Status Research

There are a number of limitations to all of the research studies published to date. For example

  • Many of the studies used single-case designs (such as multiple baseline or case series) and most included 20 or fewer participants. For example, the study by Probst et al, 2010 was a case series of only 3 participants.
  • Some of the group studies (such as Welterlin et al, 2012) had fewer than 30 participants.
  • Most of the group studies (such as Tsang et al, 2007) were non-randomised and non-blinded. 
  • Some of the studies (such as Short, 1984) did not independently verify the diagnosis of autism using established diagnostic tools like the ADOS or ADI-R (which were not available when Short wrote his study). 
  • Some of the studies (such as D'Elia et al, 2014) did not provide fidelity measures, meaning it is not clear how closely the intervention did or did not follow the TEACCH model. 
  • Some of the studies (such as Siperas et al, 2007) did not use standardised outcome measure but relied on simple observational measures (such as a frequency check-sheet designed to summarize the frequency of certain challenging behaviours over a month).
  • Most of the studies (such as such as Ozonoff and Cathcart) did not provide long term outcome data, meaning it is not clear how long any benefits of the intervention lasted.
  • According to its authors, the study by Boyd et al (2014) had a number of limitations. These included the fact that the researchers used raw versus standard scores for some measures; the researchers were reliant on school officials to nominate classrooms/teachers to participate in the study; there were some pre-treatment differences between groups; the assessors were not blind to the children’s group assignment; and the control condition used may represent the ‘‘best’’ of standard practice and may differ substantially from the modal level of quality that reflects ‘‘business-as-usual’’ classroom practices.

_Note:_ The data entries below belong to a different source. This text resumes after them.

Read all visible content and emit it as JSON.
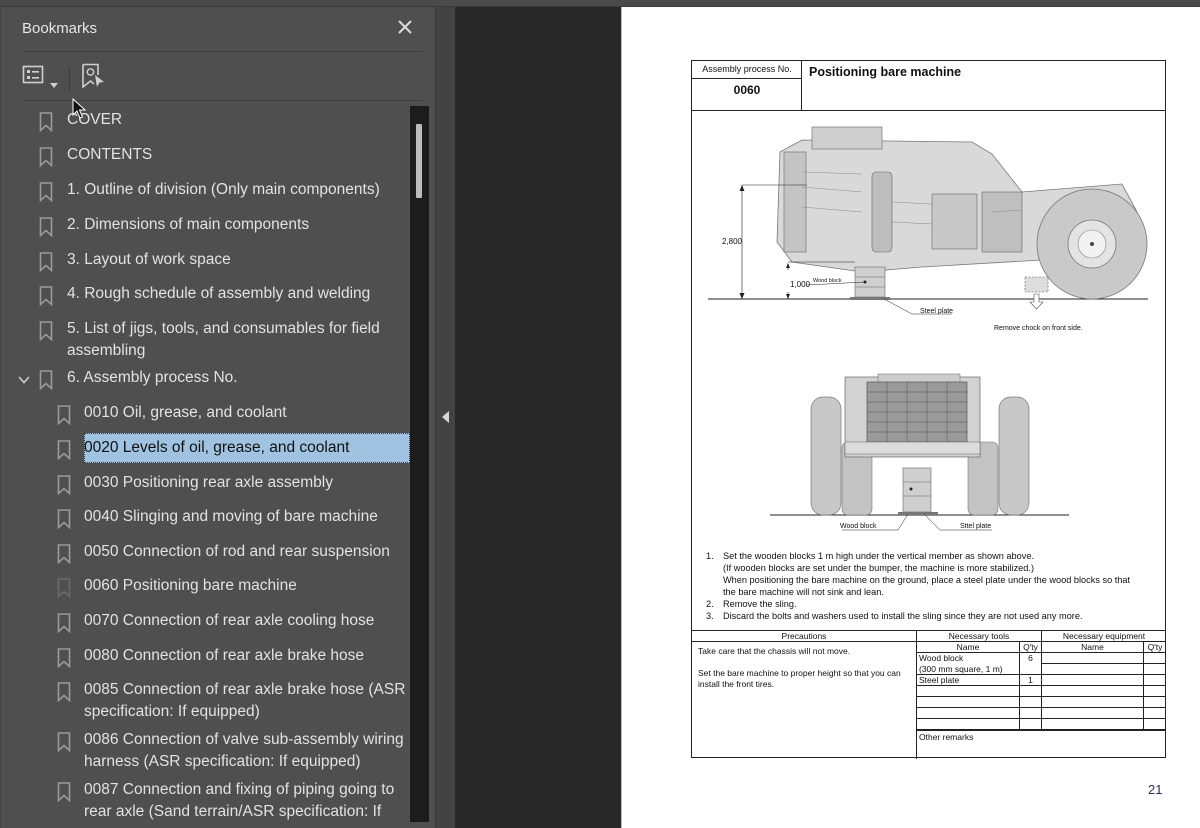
{
  "panel": {
    "title": "Bookmarks",
    "close_icon": "close-icon",
    "toolbar": {
      "options_icon": "list-options-icon",
      "options_dropdown_icon": "chevron-down-icon",
      "find_bookmark_icon": "find-current-bookmark-icon"
    }
  },
  "bookmarks": [
    {
      "label": "COVER",
      "level": 0
    },
    {
      "label": "CONTENTS",
      "level": 0
    },
    {
      "label": "1. Outline of division (Only main components)",
      "level": 0
    },
    {
      "label": "2. Dimensions of main components",
      "level": 0
    },
    {
      "label": "3. Layout of work space",
      "level": 0
    },
    {
      "label": "4. Rough schedule of assembly and welding",
      "level": 0
    },
    {
      "label": "5. List of jigs, tools, and consumables for field assembling",
      "level": 0
    },
    {
      "label": "6. Assembly process No.",
      "level": 0,
      "expanded": true
    },
    {
      "label": "0010 Oil, grease, and coolant",
      "level": 1
    },
    {
      "label": "0020 Levels of oil, grease, and coolant",
      "level": 1,
      "selected": true
    },
    {
      "label": "0030 Positioning rear axle assembly",
      "level": 1
    },
    {
      "label": "0040 Slinging and moving of bare machine",
      "level": 1
    },
    {
      "label": "0050 Connection of rod and rear suspension",
      "level": 1
    },
    {
      "label": "0060 Positioning bare machine",
      "level": 1,
      "current": true
    },
    {
      "label": "0070 Connection of rear axle cooling hose",
      "level": 1
    },
    {
      "label": "0080 Connection of rear axle brake hose",
      "level": 1
    },
    {
      "label": "0085 Connection of rear axle brake hose (ASR specification: If equipped)",
      "level": 1
    },
    {
      "label": "0086 Connection of valve sub-assembly wiring harness (ASR specification: If equipped)",
      "level": 1
    },
    {
      "label": "0087 Connection and fixing of piping going to rear axle (Sand terrain/ASR specification: If",
      "level": 1
    }
  ],
  "document": {
    "process_caption": "Assembly process No.",
    "process_number": "0060",
    "title": "Positioning bare machine",
    "figure_side": {
      "dim_total": "2,800",
      "dim_block": "1,000",
      "label_wood_block": "Wood block",
      "label_steel_plate": "Steel plate",
      "label_chock": "Remove chock on front side."
    },
    "figure_front": {
      "label_wood_block": "Wood block",
      "label_steel_plate": "Sttel plate"
    },
    "steps": [
      {
        "n": "1.",
        "lines": [
          "Set the wooden blocks 1 m high under the vertical member as shown above.",
          "(If wooden blocks are set under the bumper, the machine is more stabilized.)",
          "When positioning the bare machine on the ground, place a steel plate under the wood blocks so that",
          "the bare machine will not sink and lean."
        ]
      },
      {
        "n": "2.",
        "lines": [
          "Remove the sling."
        ]
      },
      {
        "n": "3.",
        "lines": [
          "Discard the bolts and washers used to install the sling since they are not used any more."
        ]
      }
    ],
    "table": {
      "precautions_header": "Precautions",
      "precautions": [
        "Take care that the chassis will not move.",
        "Set the bare machine to proper height so that you can install the front tires."
      ],
      "tools_header": "Necessary tools",
      "equipment_header": "Necessary equipment",
      "name_header": "Name",
      "qty_header": "Q'ty",
      "tools": [
        {
          "name": "Wood block\n(300 mm square, 1 m)",
          "qty": "6"
        },
        {
          "name": "Steel plate",
          "qty": "1"
        }
      ],
      "equipment": [],
      "other_remarks": "Other remarks"
    },
    "page_number": "21"
  }
}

  • According to its authors, the study by Mandell et al (2013) had a number of limitations. These included the fact that the randomisation was not successful with regard to ethnicity; fidelity was measured through video at monthly intervals; the comparison group comprised a rigorous and promising intervention, rather than “teaching as usual; the study was overly reliant on the Differential Ability Scales as an outcome measure, which may miss important components of academic achievement.
  • Many of the studies (such as Van Bourgondien et al, 2003) were undertaken by researchers who were not independent of the interventions being studied.  Those researchers may therefore have been biased towards the intervention, however unconsciously.

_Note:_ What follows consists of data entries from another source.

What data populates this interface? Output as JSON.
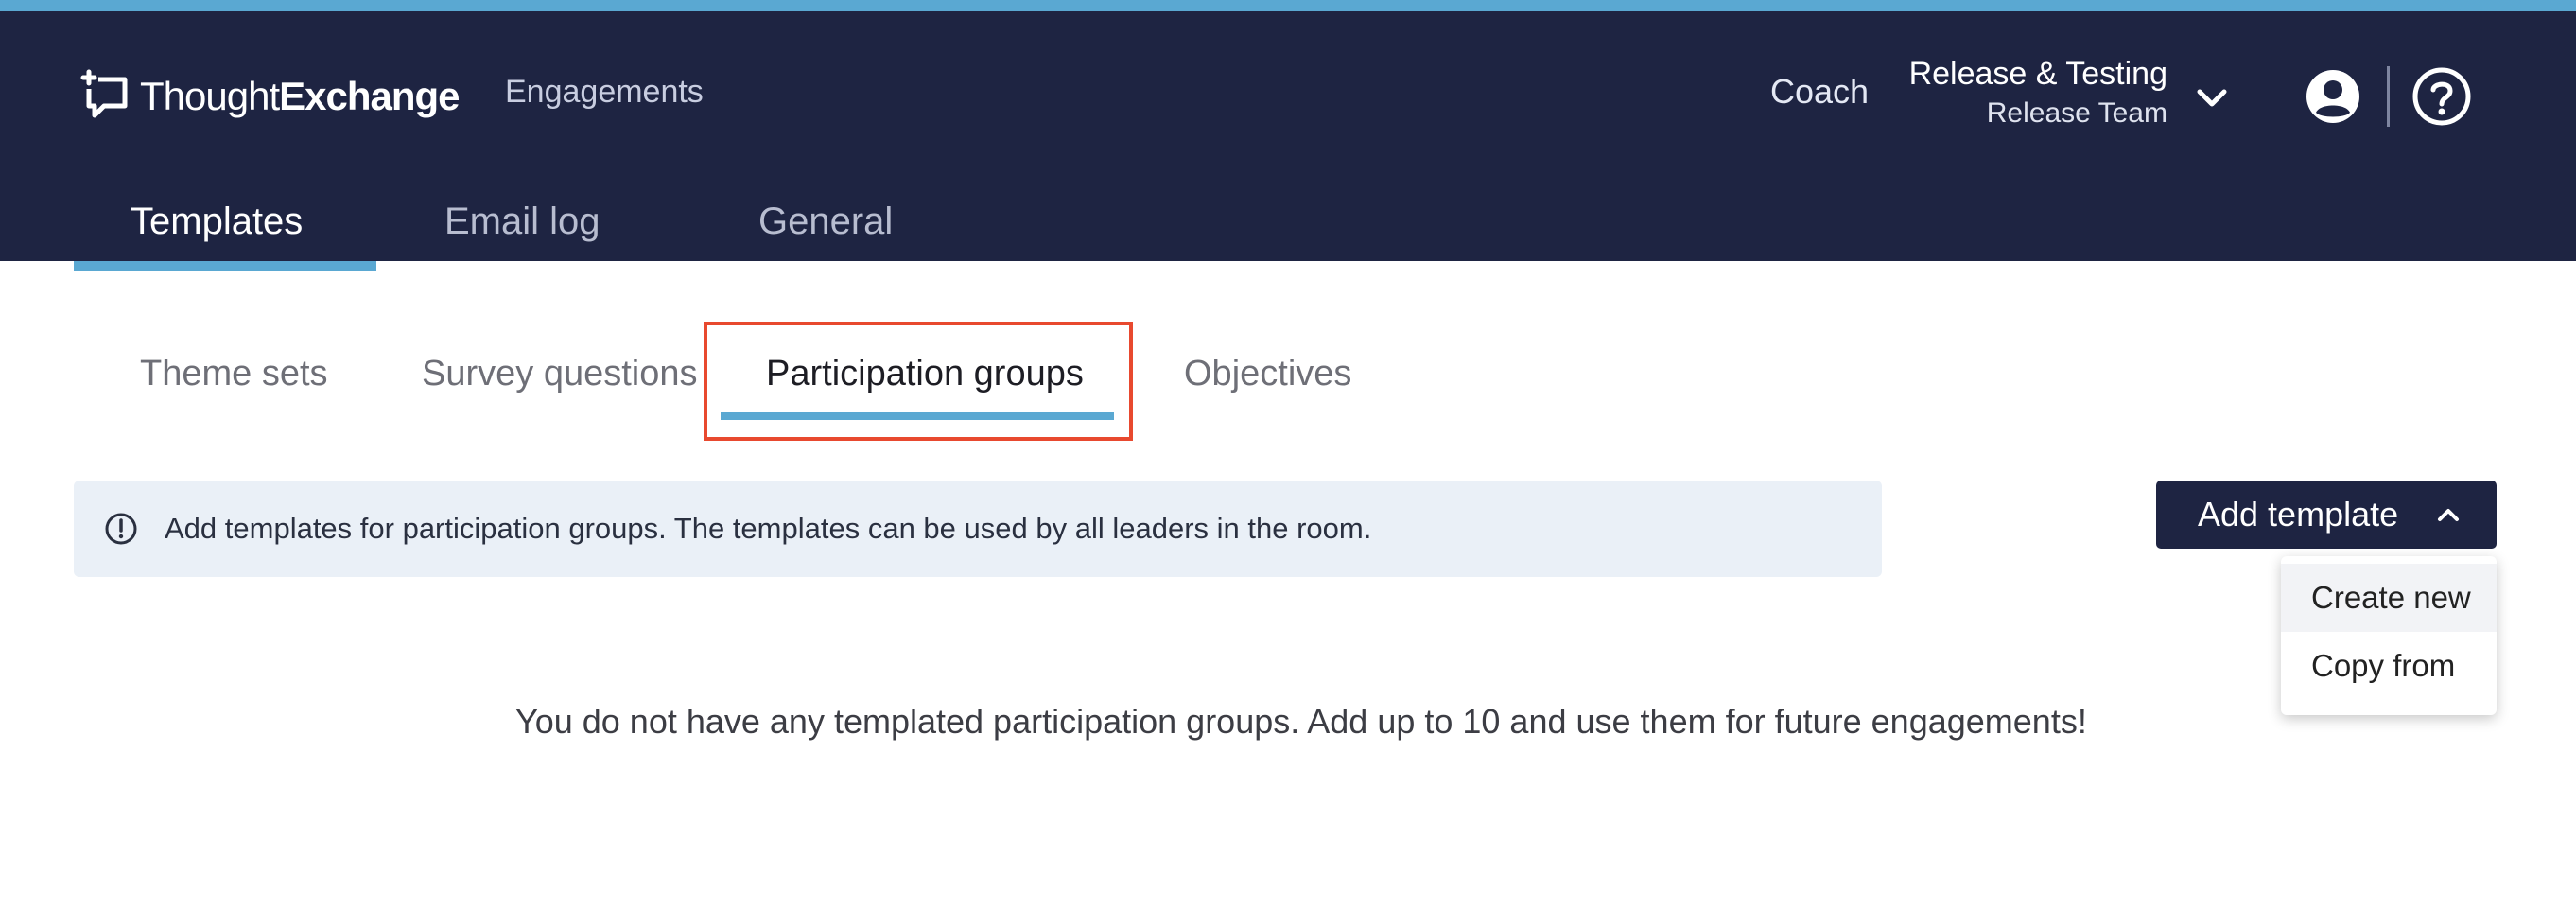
{
  "brand": {
    "name_light": "Thought",
    "name_bold": "Exchange",
    "accent": "#5aa8d2",
    "header_bg": "#1e2442"
  },
  "header": {
    "nav_engagements": "Engagements",
    "coach_label": "Coach",
    "room_name": "Release & Testing",
    "room_team": "Release Team"
  },
  "main_tabs": [
    {
      "label": "Templates",
      "active": true
    },
    {
      "label": "Email log",
      "active": false
    },
    {
      "label": "General",
      "active": false
    }
  ],
  "sub_tabs": [
    {
      "label": "Theme sets",
      "active": false
    },
    {
      "label": "Survey questions",
      "active": false
    },
    {
      "label": "Participation groups",
      "active": true
    },
    {
      "label": "Objectives",
      "active": false
    }
  ],
  "info_banner": {
    "text": "Add templates for participation groups. The templates can be used by all leaders in the room."
  },
  "add_template": {
    "label": "Add template",
    "menu": [
      {
        "label": "Create new"
      },
      {
        "label": "Copy from"
      }
    ]
  },
  "empty_state": "You do not have any templated participation groups. Add up to 10 and use them for future engagements!",
  "icons": {
    "logo": "chat-bubble-plus-icon",
    "chevron": "chevron-down-icon",
    "user": "user-circle-icon",
    "help": "question-circle-icon",
    "info": "info-circle-icon"
  }
}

  • Very few of the studies appeared to involve people on the autism spectrum or their parents and carers in the design and development of the studies, although some did involve parents in the evaluations.

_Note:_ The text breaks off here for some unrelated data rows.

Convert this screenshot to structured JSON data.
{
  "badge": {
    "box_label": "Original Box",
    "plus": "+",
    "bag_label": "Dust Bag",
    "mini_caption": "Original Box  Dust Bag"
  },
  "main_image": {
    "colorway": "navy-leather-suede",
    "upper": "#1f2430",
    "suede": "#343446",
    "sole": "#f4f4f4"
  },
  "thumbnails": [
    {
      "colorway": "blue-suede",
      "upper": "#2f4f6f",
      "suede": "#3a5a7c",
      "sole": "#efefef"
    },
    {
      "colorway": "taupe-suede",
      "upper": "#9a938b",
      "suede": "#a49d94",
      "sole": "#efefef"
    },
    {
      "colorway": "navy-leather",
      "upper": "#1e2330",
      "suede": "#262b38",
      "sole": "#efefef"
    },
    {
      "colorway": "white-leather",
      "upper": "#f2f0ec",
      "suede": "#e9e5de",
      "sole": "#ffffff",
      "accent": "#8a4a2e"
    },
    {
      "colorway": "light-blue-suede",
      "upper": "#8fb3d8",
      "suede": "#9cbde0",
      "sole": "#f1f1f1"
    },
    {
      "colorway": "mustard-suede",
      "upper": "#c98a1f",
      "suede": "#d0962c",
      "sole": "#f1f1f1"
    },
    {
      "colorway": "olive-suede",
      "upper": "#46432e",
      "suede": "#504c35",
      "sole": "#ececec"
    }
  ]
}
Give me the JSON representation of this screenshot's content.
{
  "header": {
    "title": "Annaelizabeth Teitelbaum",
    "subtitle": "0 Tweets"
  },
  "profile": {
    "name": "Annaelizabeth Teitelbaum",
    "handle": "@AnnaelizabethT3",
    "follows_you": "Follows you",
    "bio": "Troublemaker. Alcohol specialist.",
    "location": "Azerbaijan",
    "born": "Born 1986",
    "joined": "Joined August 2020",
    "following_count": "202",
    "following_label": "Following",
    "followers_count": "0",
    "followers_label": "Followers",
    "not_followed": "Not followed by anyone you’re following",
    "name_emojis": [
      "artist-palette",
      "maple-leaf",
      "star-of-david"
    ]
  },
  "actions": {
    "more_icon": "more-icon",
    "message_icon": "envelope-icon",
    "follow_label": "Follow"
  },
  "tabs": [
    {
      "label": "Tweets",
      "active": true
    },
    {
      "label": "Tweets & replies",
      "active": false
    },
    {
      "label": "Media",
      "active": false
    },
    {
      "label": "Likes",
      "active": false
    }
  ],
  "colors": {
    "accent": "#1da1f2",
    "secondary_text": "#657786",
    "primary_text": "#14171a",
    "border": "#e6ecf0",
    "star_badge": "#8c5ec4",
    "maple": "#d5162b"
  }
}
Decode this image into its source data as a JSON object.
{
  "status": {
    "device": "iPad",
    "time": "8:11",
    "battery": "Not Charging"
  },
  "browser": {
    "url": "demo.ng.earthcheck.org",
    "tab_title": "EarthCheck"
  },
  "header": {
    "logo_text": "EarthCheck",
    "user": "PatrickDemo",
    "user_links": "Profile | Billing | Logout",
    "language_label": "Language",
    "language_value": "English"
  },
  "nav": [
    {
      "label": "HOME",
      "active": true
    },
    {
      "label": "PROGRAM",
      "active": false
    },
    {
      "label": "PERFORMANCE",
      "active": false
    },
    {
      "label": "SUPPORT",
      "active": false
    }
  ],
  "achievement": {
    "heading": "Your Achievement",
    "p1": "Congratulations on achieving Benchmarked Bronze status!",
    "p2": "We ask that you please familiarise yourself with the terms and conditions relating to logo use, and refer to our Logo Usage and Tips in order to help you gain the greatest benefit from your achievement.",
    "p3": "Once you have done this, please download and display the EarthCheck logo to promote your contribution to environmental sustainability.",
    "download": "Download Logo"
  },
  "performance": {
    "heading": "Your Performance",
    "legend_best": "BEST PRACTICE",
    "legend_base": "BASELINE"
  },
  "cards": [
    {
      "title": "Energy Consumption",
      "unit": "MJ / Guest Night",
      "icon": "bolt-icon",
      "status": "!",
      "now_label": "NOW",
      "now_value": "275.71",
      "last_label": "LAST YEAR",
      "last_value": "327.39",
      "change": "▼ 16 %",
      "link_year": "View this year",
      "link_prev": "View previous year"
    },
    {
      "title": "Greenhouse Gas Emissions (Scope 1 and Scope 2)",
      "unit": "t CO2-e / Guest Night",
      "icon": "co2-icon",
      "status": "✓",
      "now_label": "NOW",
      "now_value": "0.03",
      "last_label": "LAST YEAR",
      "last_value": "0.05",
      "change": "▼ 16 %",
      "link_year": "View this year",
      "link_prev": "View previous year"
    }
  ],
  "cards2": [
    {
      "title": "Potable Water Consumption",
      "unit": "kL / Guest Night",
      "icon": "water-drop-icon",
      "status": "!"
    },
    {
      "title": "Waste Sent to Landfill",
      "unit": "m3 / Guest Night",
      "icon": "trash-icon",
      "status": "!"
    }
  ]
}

For a comprehensive list of potential flaws in research studies, please see ‘Why some autism research studies are flawed’

Updated
12 Dec 2017
Last Review
01 Nov 2017
Next Review
01 Nov 2020